AFRICOM has consistently targeted these violent extremist groups in recent years, and conducted almost 500 airstrikes in 2016 to eliminate them. Seven airstrikes were conducted in 2017, and six were conducted in 2018.
But in 2019, AFRICOM had not conducted any airstrikes in Libya — until Sept. 19. Karns said in August the pause in airstrikes was because the extremist threat had been “considerably degraded” before tensions in Libya intensified earlier this year.
However, signs of active recruitment and training led AFRICOM to carry out its first strike in Libya in 2019, Karns said on Sept. 20.
“It is important to ensure the terror elements do not use the ongoing conflict in Libya to regenerate or increase in strength,” Karns said last week. “There was evidence reflecting active recruitment, training, and growth.”
Another strike was also conducted on Tuesday against members of ISIS-Libya that resulted in 11 ISIS casualties, AFRICOM said.
Current assessments indicate no civilians were injured or killed in any of the airstrikes, according to AFRICOM.

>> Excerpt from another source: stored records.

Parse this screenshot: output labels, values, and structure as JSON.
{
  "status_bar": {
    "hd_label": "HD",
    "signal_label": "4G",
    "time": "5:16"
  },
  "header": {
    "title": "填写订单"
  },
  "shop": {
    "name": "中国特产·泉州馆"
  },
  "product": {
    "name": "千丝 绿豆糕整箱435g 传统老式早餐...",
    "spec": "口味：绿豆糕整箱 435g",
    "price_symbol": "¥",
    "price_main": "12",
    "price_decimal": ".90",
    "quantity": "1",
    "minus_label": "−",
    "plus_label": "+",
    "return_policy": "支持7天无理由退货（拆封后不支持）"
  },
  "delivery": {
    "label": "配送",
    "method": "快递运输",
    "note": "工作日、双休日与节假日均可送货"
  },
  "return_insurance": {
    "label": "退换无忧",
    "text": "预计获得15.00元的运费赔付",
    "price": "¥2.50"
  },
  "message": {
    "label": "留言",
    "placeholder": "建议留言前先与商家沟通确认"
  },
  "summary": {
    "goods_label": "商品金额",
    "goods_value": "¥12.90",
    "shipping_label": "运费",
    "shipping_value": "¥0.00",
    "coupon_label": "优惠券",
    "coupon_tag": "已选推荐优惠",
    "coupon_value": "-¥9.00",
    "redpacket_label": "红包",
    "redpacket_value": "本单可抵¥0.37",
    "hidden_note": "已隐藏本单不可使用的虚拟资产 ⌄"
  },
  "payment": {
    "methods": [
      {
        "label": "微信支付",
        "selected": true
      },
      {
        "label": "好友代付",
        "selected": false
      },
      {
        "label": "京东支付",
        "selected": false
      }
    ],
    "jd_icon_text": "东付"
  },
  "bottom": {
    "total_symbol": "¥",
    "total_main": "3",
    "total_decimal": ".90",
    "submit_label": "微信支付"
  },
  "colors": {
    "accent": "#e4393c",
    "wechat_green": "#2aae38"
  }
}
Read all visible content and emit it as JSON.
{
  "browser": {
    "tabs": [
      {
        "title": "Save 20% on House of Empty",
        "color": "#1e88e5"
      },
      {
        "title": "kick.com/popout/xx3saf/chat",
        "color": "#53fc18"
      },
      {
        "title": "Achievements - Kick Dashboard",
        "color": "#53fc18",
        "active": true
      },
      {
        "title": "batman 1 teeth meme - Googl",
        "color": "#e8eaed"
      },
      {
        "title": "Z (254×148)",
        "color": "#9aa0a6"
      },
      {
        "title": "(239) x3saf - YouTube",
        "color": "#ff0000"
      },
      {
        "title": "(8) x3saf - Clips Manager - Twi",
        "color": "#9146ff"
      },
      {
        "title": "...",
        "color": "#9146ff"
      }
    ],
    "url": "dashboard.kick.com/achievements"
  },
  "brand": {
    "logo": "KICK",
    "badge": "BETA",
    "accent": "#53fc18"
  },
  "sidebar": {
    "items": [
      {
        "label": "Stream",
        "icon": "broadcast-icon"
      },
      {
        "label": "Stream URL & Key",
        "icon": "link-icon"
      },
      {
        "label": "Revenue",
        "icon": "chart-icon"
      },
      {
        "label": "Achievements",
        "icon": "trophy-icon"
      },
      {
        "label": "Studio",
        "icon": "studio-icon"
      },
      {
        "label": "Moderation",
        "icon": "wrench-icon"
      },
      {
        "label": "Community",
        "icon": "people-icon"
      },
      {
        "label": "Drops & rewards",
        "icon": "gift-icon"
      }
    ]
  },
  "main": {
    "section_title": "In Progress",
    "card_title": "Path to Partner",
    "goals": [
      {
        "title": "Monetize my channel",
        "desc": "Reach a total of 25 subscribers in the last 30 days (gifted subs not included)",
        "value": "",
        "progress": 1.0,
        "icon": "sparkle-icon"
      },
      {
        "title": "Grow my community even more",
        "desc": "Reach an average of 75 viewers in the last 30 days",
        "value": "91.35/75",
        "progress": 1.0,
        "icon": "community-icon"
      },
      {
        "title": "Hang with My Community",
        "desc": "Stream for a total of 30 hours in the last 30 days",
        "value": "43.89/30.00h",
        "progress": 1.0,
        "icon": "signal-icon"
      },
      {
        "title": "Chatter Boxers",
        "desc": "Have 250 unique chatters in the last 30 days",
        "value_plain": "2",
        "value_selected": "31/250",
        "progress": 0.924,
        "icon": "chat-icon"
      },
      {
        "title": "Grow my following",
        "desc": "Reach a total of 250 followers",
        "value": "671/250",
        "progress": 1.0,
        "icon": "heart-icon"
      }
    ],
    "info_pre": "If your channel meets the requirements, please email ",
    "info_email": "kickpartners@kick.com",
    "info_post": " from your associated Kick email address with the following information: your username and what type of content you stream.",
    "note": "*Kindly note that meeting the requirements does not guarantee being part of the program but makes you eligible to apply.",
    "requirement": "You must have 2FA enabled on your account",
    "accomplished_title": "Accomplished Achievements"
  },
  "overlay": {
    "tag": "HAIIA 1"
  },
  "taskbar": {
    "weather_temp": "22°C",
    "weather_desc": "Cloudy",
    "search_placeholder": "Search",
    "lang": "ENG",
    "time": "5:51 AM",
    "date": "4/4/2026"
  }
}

The U.S. has had a small number of troops in Libya since 2011 after dictator Moammar Gadhafi was overthrown. U.S. troops’ objective was to eliminate violent extremist groups like the Islamic State and al-Qaida-linked militants who were conducting attacks and recruitment.

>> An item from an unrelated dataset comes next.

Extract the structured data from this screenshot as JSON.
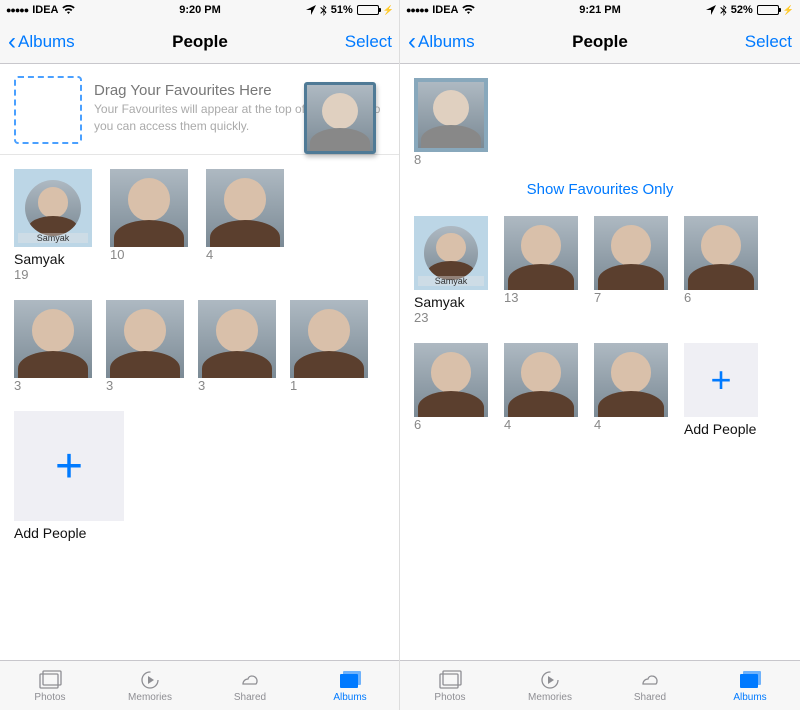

But due to rising tensions in April, U.S. forces were pulled after Field Marshal Khalifa Hifter’s Libyan National Army launched and offensive against the U.S. and United Nations-backed government in Tripoli.
Hifter, a former CIA asset who was exiled during Gadafi’s leadership, is a U.S. citizen who moved to Langley, Virginia in the 1990s following his exile. He returned to Libya in 2011.
Meanwhile, AFRICOM and the United Nations have consistently emphasized the significance of securing a political solution in Libya.
“It is no exaggeration to say that the stability and civilian nature of Libya is a critical matter, not only for Libya…but for the region and the world” Fayez al-Sarraj, the president of the Presidency Council of the Government of National Accord, told the United Nations General Assembly on Wednesday.
Karns told the Military Times this week that U.S. troops have not returned to Libya since their withdrawal in the spring.